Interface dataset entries

---+---

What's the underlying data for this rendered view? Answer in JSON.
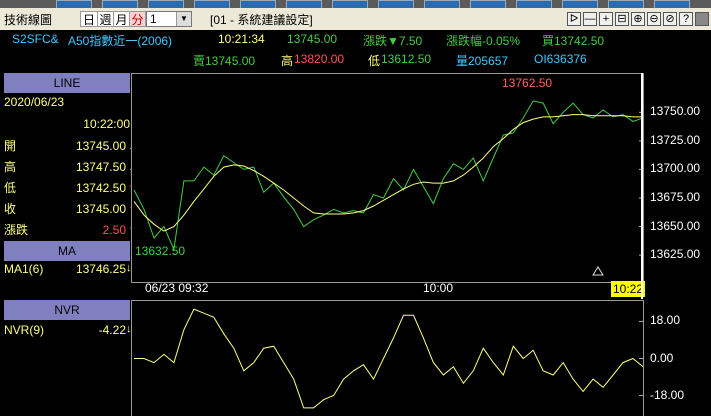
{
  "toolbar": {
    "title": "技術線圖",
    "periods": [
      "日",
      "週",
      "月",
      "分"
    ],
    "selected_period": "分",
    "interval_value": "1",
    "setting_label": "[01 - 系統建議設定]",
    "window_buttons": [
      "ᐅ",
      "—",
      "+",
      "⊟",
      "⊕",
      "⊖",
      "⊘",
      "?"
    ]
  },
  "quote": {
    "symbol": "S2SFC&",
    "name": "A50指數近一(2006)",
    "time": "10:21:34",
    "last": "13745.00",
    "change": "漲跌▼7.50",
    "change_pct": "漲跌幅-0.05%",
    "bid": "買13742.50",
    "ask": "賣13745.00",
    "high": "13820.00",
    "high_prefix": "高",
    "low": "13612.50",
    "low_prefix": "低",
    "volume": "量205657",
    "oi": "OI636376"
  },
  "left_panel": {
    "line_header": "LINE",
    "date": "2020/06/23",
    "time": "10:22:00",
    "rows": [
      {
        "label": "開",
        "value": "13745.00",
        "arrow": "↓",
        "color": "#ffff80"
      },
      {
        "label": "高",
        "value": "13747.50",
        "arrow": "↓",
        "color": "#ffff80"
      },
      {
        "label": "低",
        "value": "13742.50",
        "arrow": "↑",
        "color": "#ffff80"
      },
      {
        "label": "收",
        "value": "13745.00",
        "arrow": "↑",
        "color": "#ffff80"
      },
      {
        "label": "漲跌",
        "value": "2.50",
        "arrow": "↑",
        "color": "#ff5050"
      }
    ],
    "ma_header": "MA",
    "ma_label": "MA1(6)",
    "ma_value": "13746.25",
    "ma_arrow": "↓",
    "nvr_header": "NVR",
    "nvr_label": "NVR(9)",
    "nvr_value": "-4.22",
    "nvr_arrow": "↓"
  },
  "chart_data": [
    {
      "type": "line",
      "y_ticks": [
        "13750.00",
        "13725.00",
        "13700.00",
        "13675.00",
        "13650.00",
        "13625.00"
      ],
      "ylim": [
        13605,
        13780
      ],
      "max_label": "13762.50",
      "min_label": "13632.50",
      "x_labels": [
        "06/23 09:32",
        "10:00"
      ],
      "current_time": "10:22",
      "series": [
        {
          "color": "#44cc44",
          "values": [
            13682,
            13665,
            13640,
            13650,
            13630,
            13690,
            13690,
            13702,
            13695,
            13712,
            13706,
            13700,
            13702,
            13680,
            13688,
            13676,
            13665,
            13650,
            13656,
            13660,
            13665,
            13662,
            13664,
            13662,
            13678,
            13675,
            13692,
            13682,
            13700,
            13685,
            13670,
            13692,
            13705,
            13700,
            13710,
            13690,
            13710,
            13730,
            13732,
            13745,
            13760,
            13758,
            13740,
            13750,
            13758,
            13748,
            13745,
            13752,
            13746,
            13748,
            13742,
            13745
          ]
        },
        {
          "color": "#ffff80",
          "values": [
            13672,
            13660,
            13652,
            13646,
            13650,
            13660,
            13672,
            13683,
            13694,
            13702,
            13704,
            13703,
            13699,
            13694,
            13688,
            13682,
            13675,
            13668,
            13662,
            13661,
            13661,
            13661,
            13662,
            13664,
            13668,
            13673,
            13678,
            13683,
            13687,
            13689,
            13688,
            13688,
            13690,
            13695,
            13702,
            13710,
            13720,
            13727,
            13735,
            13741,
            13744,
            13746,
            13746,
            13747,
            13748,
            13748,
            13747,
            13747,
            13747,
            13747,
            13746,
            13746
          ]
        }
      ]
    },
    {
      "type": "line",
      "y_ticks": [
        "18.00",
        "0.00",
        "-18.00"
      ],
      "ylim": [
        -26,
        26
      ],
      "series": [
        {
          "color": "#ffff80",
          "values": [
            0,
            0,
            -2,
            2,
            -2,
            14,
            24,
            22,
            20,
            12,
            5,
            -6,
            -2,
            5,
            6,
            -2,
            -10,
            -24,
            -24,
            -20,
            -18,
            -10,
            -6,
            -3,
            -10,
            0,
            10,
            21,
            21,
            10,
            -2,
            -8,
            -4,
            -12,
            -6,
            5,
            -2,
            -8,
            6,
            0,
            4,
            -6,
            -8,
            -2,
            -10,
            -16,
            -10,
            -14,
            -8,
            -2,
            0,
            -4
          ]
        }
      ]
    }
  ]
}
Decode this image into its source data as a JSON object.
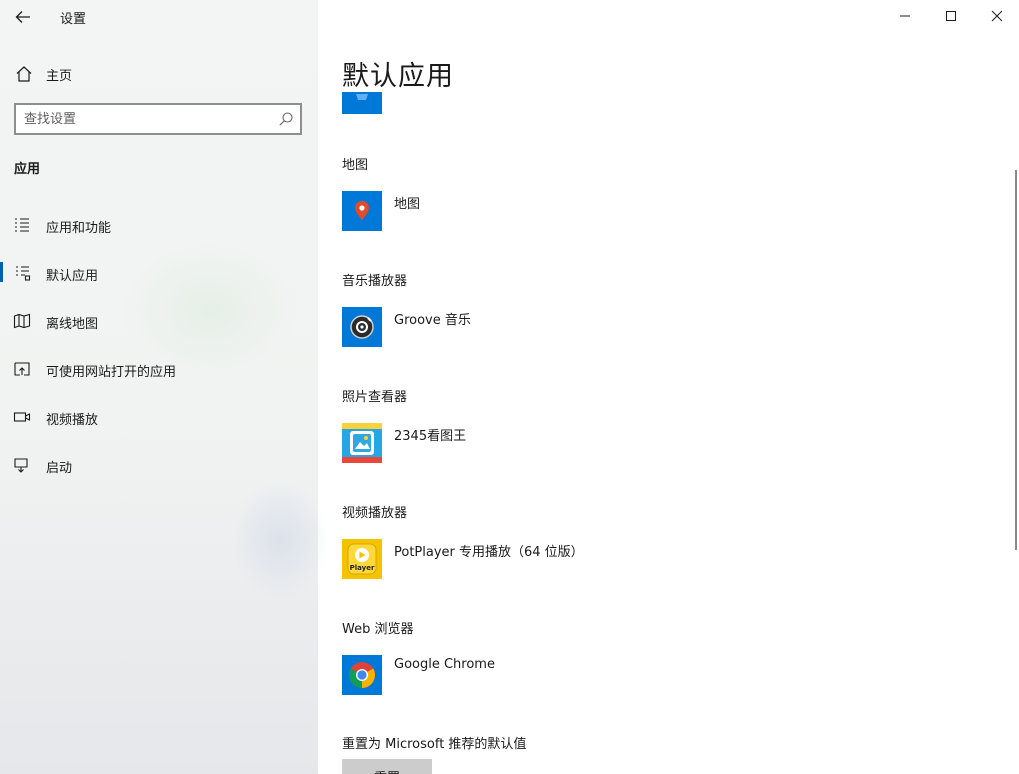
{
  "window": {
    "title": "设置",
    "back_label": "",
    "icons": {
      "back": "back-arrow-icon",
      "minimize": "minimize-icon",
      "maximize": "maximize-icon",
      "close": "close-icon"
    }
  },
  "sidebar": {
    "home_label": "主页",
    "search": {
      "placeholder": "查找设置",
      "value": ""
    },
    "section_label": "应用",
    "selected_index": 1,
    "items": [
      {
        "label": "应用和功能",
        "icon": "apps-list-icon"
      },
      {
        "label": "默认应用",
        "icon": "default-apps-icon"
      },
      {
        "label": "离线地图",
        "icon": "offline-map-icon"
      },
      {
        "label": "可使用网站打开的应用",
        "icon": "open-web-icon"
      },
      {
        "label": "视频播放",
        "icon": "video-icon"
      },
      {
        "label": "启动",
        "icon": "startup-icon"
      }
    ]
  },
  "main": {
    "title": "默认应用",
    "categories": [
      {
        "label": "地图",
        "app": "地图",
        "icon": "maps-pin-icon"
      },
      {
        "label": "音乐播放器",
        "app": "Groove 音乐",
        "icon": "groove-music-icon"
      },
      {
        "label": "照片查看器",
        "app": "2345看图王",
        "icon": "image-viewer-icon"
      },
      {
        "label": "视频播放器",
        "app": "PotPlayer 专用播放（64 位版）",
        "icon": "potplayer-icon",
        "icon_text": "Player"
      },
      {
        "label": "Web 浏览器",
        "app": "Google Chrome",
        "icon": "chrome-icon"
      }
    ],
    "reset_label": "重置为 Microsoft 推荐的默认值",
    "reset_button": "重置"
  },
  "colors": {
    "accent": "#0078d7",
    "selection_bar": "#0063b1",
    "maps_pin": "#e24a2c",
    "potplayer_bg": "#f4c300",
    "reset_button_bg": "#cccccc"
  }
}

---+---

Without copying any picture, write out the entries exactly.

What's the underlying data for this rendered view? Answer in JSON.
{
  "toolbar": {
    "title": "技術線圖",
    "periods": [
      "日",
      "週",
      "月",
      "分"
    ],
    "selected_period": "分",
    "interval_value": "1",
    "setting_label": "[01 - 系統建議設定]",
    "window_buttons": [
      "ᐅ",
      "—",
      "+",
      "⊟",
      "⊕",
      "⊖",
      "⊘",
      "?"
    ]
  },
  "quote": {
    "symbol": "S2SFC&",
    "name": "A50指數近一(2006)",
    "time": "10:21:34",
    "last": "13745.00",
    "change": "漲跌▼7.50",
    "change_pct": "漲跌幅-0.05%",
    "bid": "買13742.50",
    "ask": "賣13745.00",
    "high": "13820.00",
    "high_prefix": "高",
    "low": "13612.50",
    "low_prefix": "低",
    "volume": "量205657",
    "oi": "OI636376"
  },
  "left_panel": {
    "line_header": "LINE",
    "date": "2020/06/23",
    "time": "10:22:00",
    "rows": [
      {
        "label": "開",
        "value": "13745.00",
        "arrow": "↓",
        "color": "#ffff80"
      },
      {
        "label": "高",
        "value": "13747.50",
        "arrow": "↓",
        "color": "#ffff80"
      },
      {
        "label": "低",
        "value": "13742.50",
        "arrow": "↑",
        "color": "#ffff80"
      },
      {
        "label": "收",
        "value": "13745.00",
        "arrow": "↑",
        "color": "#ffff80"
      },
      {
        "label": "漲跌",
        "value": "2.50",
        "arrow": "↑",
        "color": "#ff5050"
      }
    ],
    "ma_header": "MA",
    "ma_label": "MA1(6)",
    "ma_value": "13746.25",
    "ma_arrow": "↓",
    "nvr_header": "NVR",
    "nvr_label": "NVR(9)",
    "nvr_value": "-4.22",
    "nvr_arrow": "↓"
  },
  "chart_data": [
    {
      "type": "line",
      "y_ticks": [
        "13750.00",
        "13725.00",
        "13700.00",
        "13675.00",
        "13650.00",
        "13625.00"
      ],
      "ylim": [
        13605,
        13780
      ],
      "max_label": "13762.50",
      "min_label": "13632.50",
      "x_labels": [
        "06/23 09:32",
        "10:00"
      ],
      "current_time": "10:22",
      "series": [
        {
          "color": "#44cc44",
          "values": [
            13682,
            13665,
            13640,
            13650,
            13630,
            13690,
            13690,
            13702,
            13695,
            13712,
            13706,
            13700,
            13702,
            13680,
            13688,
            13676,
            13665,
            13650,
            13656,
            13660,
            13665,
            13662,
            13664,
            13662,
            13678,
            13675,
            13692,
            13682,
            13700,
            13685,
            13670,
            13692,
            13705,
            13700,
            13710,
            13690,
            13710,
            13730,
            13732,
            13745,
            13760,
            13758,
            13740,
            13750,
            13758,
            13748,
            13745,
            13752,
            13746,
            13748,
            13742,
            13745
          ]
        },
        {
          "color": "#ffff80",
          "values": [
            13672,
            13660,
            13652,
            13646,
            13650,
            13660,
            13672,
            13683,
            13694,
            13702,
            13704,
            13703,
            13699,
            13694,
            13688,
            13682,
            13675,
            13668,
            13662,
            13661,
            13661,
            13661,
            13662,
            13664,
            13668,
            13673,
            13678,
            13683,
            13687,
            13689,
            13688,
            13688,
            13690,
            13695,
            13702,
            13710,
            13720,
            13727,
            13735,
            13741,
            13744,
            13746,
            13746,
            13747,
            13748,
            13748,
            13747,
            13747,
            13747,
            13747,
            13746,
            13746
          ]
        }
      ]
    },
    {
      "type": "line",
      "y_ticks": [
        "18.00",
        "0.00",
        "-18.00"
      ],
      "ylim": [
        -26,
        26
      ],
      "series": [
        {
          "color": "#ffff80",
          "values": [
            0,
            0,
            -2,
            2,
            -2,
            14,
            24,
            22,
            20,
            12,
            5,
            -6,
            -2,
            5,
            6,
            -2,
            -10,
            -24,
            -24,
            -20,
            -18,
            -10,
            -6,
            -3,
            -10,
            0,
            10,
            21,
            21,
            10,
            -2,
            -8,
            -4,
            -12,
            -6,
            5,
            -2,
            -8,
            6,
            0,
            4,
            -6,
            -8,
            -2,
            -10,
            -16,
            -10,
            -14,
            -8,
            -2,
            0,
            -4
          ]
        }
      ]
    }
  ]
}
Decode this image into its source data as a JSON object.
{
  "window": {
    "title": "设置",
    "back_label": "",
    "icons": {
      "back": "back-arrow-icon",
      "minimize": "minimize-icon",
      "maximize": "maximize-icon",
      "close": "close-icon"
    }
  },
  "sidebar": {
    "home_label": "主页",
    "search": {
      "placeholder": "查找设置",
      "value": ""
    },
    "section_label": "应用",
    "selected_index": 1,
    "items": [
      {
        "label": "应用和功能",
        "icon": "apps-list-icon"
      },
      {
        "label": "默认应用",
        "icon": "default-apps-icon"
      },
      {
        "label": "离线地图",
        "icon": "offline-map-icon"
      },
      {
        "label": "可使用网站打开的应用",
        "icon": "open-web-icon"
      },
      {
        "label": "视频播放",
        "icon": "video-icon"
      },
      {
        "label": "启动",
        "icon": "startup-icon"
      }
    ]
  },
  "main": {
    "title": "默认应用",
    "categories": [
      {
        "label": "地图",
        "app": "地图",
        "icon": "maps-pin-icon"
      },
      {
        "label": "音乐播放器",
        "app": "Groove 音乐",
        "icon": "groove-music-icon"
      },
      {
        "label": "照片查看器",
        "app": "2345看图王",
        "icon": "image-viewer-icon"
      },
      {
        "label": "视频播放器",
        "app": "PotPlayer 专用播放（64 位版）",
        "icon": "potplayer-icon",
        "icon_text": "Player"
      },
      {
        "label": "Web 浏览器",
        "app": "Google Chrome",
        "icon": "chrome-icon"
      }
    ],
    "reset_label": "重置为 Microsoft 推荐的默认值",
    "reset_button": "重置"
  },
  "colors": {
    "accent": "#0078d7",
    "selection_bar": "#0063b1",
    "maps_pin": "#e24a2c",
    "potplayer_bg": "#f4c300",
    "reset_button_bg": "#cccccc"
  }
}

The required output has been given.